Careers in Social Work and Youth Work
Social workers and youth workers both work with vulnerable or disadvantaged groups in society, and try to improve their lives. These are very much jobs that make a real difference to both society and to clients themselves. Like many such jobs, they are not necessarily very well-paid, but the rewards come in job satisfaction and the knowledge that what you are doing is important.
Both social workers and youth workers need some core skills, such as good communication skills, and empathy and understanding. However, there are also some core differences, including the entry requirements, the level of professional qualifications required, and the precise type of work you will be doing. This page explains more about these two types of work, and the skills needed to do them.
Understanding Social Work and Youth Work
Social workers work with vulnerable children and adults, including older people. They help to protect them from harm, or support them to live independently.
In the UK, many social workers are employed by local councils to provide statutory services such as older people’s support or child protection services. Some may also work in the third sector, for charities that provide direct services to vulnerable groups or individuals.
On a day-to-day basis, social work involves:
Talking to clients to provide information and counselling, or help to develop support plans for clients or their families;
Carrying out formal or informal assessments of clients’ situations;
Helping clients to develop and maintain the skills that they need to live independently;
Ensuring that clients are safe, or take action to make sure that they are protected from harm;
Working closely with other professionals, including teachers, healthcare professionals and police or probation officers; and
Keeping records, writing reports and discussing cases with your managers or people in other agencies.
Social workers operate in a variety of settings, including council or charity offices, community centres, hospitals, care homes, and visiting clients’ homes.
Youth workers work with young people (generally aged between about 11 and 25 years old) and help them to develop and reach their potential.
Their work may be as simple as organising activities such as youth clubs or sports.

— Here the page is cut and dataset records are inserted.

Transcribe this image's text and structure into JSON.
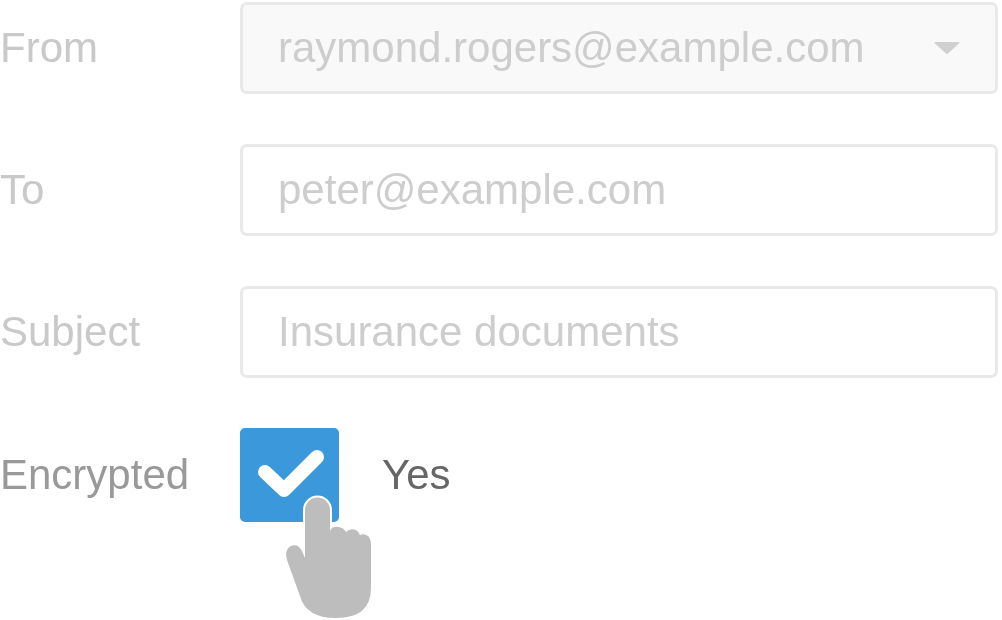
{
  "fields": [
    {
      "kind": "select",
      "label": "From",
      "value": "raymond.rogers@example.com",
      "disabled": true
    },
    {
      "kind": "text",
      "label": "To",
      "value": "peter@example.com",
      "disabled": true
    },
    {
      "kind": "text",
      "label": "Subject",
      "value": "Insurance documents",
      "disabled": true
    },
    {
      "kind": "checkbox",
      "label": "Encrypted",
      "option": "Yes",
      "checked": true,
      "disabled": false
    }
  ]
}
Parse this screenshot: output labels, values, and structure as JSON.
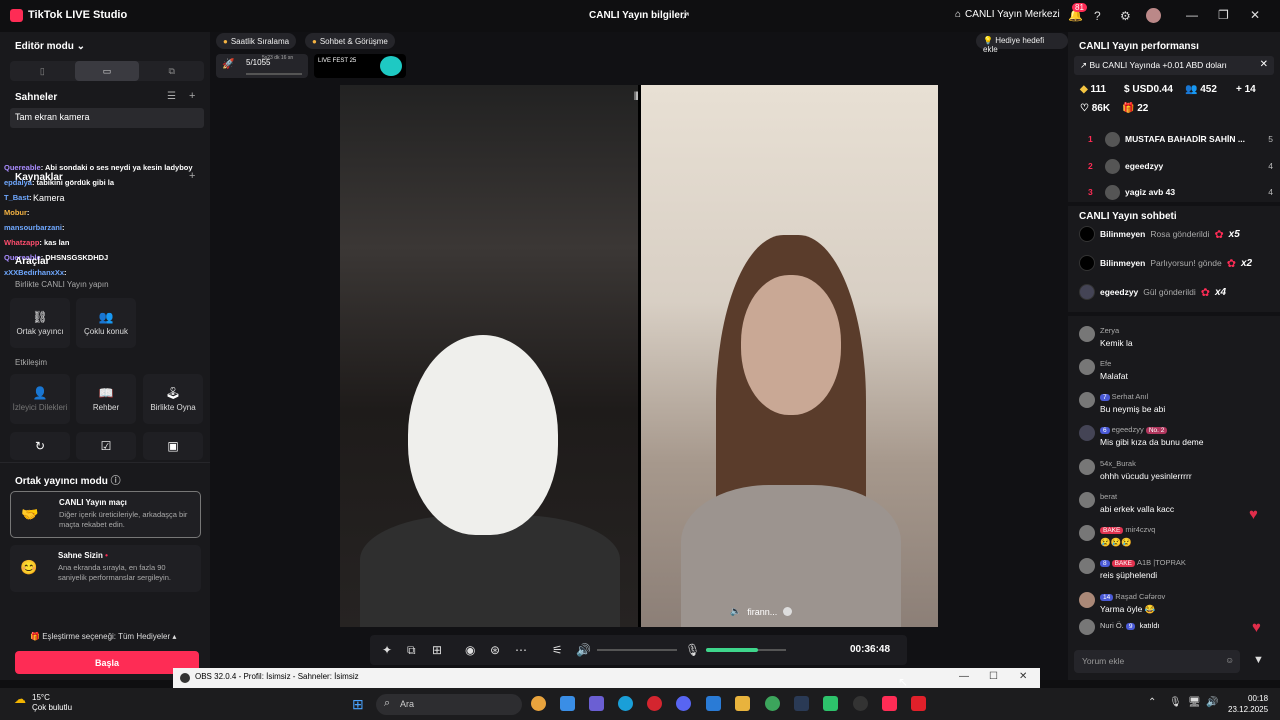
{
  "titlebar": {
    "app_title": "TikTok LIVE Studio",
    "center_title": "CANLI Yayın bilgileri",
    "center_link": "CANLI Yayın Merkezi",
    "notif_count": "81"
  },
  "left": {
    "editor_mode": "Editör modu",
    "scenes_label": "Sahneler",
    "scene_item": "Tam ekran kamera",
    "sources_label": "Kaynaklar",
    "camera_label": "Kamera",
    "tools_label": "Araçlar",
    "together_label": "Birlikte CANLI Yayın yapın",
    "tool_cohost": "Ortak yayıncı",
    "tool_multiguest": "Çoklu konuk",
    "interaction_label": "Etkileşim",
    "tool_viewer": "İzleyici Dilekleri",
    "tool_guide": "Rehber",
    "tool_playtogether": "Birlikte Oyna",
    "cohost_mode": "Ortak yayıncı modu",
    "card1_title": "CANLI Yayın maçı",
    "card1_desc": "Diğer içerik üreticileriyle, arkadaşça bir maçta rekabet edin.",
    "card2_title": "Sahne Sizin",
    "card2_desc": "Ana ekranda sırayla, en fazla 90 saniyelik performanslar sergileyin.",
    "match_option": "Eşleştirme seçeneği: Tüm Hediyeler",
    "start_button": "Başla"
  },
  "chat_overlay": [
    {
      "user": "Quereable",
      "text": ": Abi sondaki o ses neydi ya kesin ladyboy",
      "color": "#a98cff"
    },
    {
      "user": "epdalya",
      "text": ": tabikini gördük gibi la",
      "color": "#6fa8ff"
    },
    {
      "user": "T_Bast",
      "text": ":",
      "color": "#6fa8ff"
    },
    {
      "user": "Mobur",
      "text": ":",
      "color": "#f5b342"
    },
    {
      "user": "mansourbarzani",
      "text": ":",
      "color": "#6fa8ff"
    },
    {
      "user": "Whatzapp",
      "text": ": kas lan",
      "color": "#ff4d6d"
    },
    {
      "user": "Quereable",
      "text": ": DHSNSGSKDHDJ",
      "color": "#a98cff"
    },
    {
      "user": "xXXBedirhanxXx",
      "text": ":",
      "color": "#6fa8ff"
    }
  ],
  "center": {
    "pill1": "Saatlik Sıralama",
    "pill2": "Sohbet & Görüşme",
    "goal": "Hediye hedefi ekle",
    "progress": "5/1055",
    "progress_time": "5s23 dk 16 sn",
    "fest": "LIVE FEST 25",
    "guest_name": "firann...",
    "timer": "00:36:48",
    "mic_level": 0.65
  },
  "right": {
    "perf_title": "CANLI Yayın performansı",
    "promo": "Bu CANLI Yayında +0.01 ABD doları",
    "stats": {
      "diamonds": "111",
      "usd": "USD0.44",
      "viewers": "452",
      "new": "14",
      "likes": "86K",
      "gifts": "22"
    },
    "ranking": [
      {
        "rank": "1",
        "name": "MUSTAFA BAHADİR SAHİN ...",
        "score": "5"
      },
      {
        "rank": "2",
        "name": "egeedzyy",
        "score": "4"
      },
      {
        "rank": "3",
        "name": "yagiz avb 43",
        "score": "4"
      }
    ],
    "chat_title": "CANLI Yayın sohbeti",
    "gifts": [
      {
        "user": "Bilinmeyen",
        "text": "Rosa gönderildi",
        "count": "x5"
      },
      {
        "user": "Bilinmeyen",
        "text": "Parlıyorsun! gönde",
        "count": "x2"
      },
      {
        "user": "egeedzyy",
        "text": "Gül gönderildi",
        "count": "x4"
      }
    ],
    "comments": [
      {
        "user": "Zerya",
        "text": "Kemik la",
        "badge": ""
      },
      {
        "user": "Efe",
        "text": "Malafat",
        "badge": ""
      },
      {
        "user": "Serhat Anıl",
        "text": "Bu neymiş be abi",
        "badge": "7"
      },
      {
        "user": "egeedzyy",
        "text": "Mis gibi kıza da bunu deme",
        "badge": "6",
        "badge2": "No. 2"
      },
      {
        "user": "54x_Burak",
        "text": "ohhh vücudu yesinlerrrrr",
        "badge": ""
      },
      {
        "user": "berat",
        "text": "abi erkek valla kacc",
        "badge": ""
      },
      {
        "user": "mir4czvq",
        "text": "😢😢😢",
        "badge": "BAKE"
      },
      {
        "user": "A1B |TOPRAK",
        "text": "reis şüphelendi",
        "badge": "8",
        "badge2": "BAKE"
      },
      {
        "user": "Raşad Cəfərov",
        "text": "Yarma öyle 😂",
        "badge": "14"
      },
      {
        "user": "Nuri Ö.",
        "text": "katıldı",
        "badge": "9"
      }
    ],
    "comment_placeholder": "Yorum ekle"
  },
  "obs": {
    "title": "OBS 32.0.4 - Profil: İsimsiz - Sahneler: İsimsiz"
  },
  "taskbar": {
    "temp": "15°C",
    "weather": "Çok bulutlu",
    "search": "Ara",
    "time": "00:18",
    "date": "23.12.2025"
  },
  "colors": {
    "accent": "#fe2c55",
    "panel": "#19191c",
    "mic": "#3fd68c"
  }
}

However, they may also be responsible for running specific projects focusing on key issues affecting young people such as drugs, crime, bullying or health. They may also support and mentor individuals or groups considered to be at risk in some way (for example, of offending or getting involved in drugs). Like social workers, they may spend time writing reports and discussing individuals or groups with workers from other agencies. Also, like social workers, they may work in a variety of settings, including schools, colleges, community centres, outreach centres and council or charity offices.
Collaboration opportunities and similar careers
Social workers and youth workers often work closely together. They also both work closely with teachers, probation officers and police officers.
You can find out more about these other careers in our pages on:
Skills Needed for Careers in Social Work and Youth Work
Both social work and youth work have a variety of routes to entry.
Social work is generally a graduate-level job
Social workers may take a degree or degree apprenticeship in social work. They may also take a degree in another subject, and then join a social work graduate training scheme.
Both social work degrees and training schemes may need to be approved by the relevant governing body in the country in which you live, so it is worth checking this in advance. Social workers themselves may also have to be registered with the governing body. In England, for example, this is Social Work England.
However, social work assistants and social work support officers require a lower level of qualification. If you want to become a social worker, one of these roles may be a good way to obtain experience.
Youth work has a slightly lower level of entry
Many people do enter as graduates, either having done a related degree such as youth and community work, or community and youth studies. There are also degree apprenticeships available in youth work.
However, it is also possible to enter via lower-level apprenticeships, or taking a diploma-level qualification at college. Many people complete training while working on the job. It is also possible to move from a related career, such as social work or teaching, without further qualifications.
In the UK, you can also take a postgraduate qualification to give you professional youth worker status.
The two roles also need many similar skills, although there are also some differences.
Social workers, social work assistants and youth workers need:
Thoroughness and attention to detail, as well as good observational skills to notice when something is wrong, or just ‘off’ with a client;
Organisational skills to manage multiple cases or projects at once;
Problem-solving skills, to enable you to provide solutions to clients;
For youth workers in particular, creative thinking skills to develop new and appropriate activities for groups and individuals;
Good team-working, because both social work and youth work require collaboration both within and across agencies, as well as working closely with families; and
The ability to accept criticism, because social workers in particular often have to do things that clients’ families do not like.
Social workers also need an understanding of sociology, usually gained from their study. They must be willing to learn about society and the statutory obligations under which they operate. A grasp of psychology will be helpful for youth workers, as will customer service skills.
Both social workers and youth workers may be required to work outside normal hours, including in on-call rotas.
A Challenging but Rewarding Field
Both social work and youth work can be extremely challenging. Social workers and youth workers work with very vulnerable people, and the work can therefore be emotionally difficult. There may also be difficult decisions to make, albeit with support.
However, both also offer job satisfaction. Job-holders know that what they are doing really makes a difference to both individuals and society.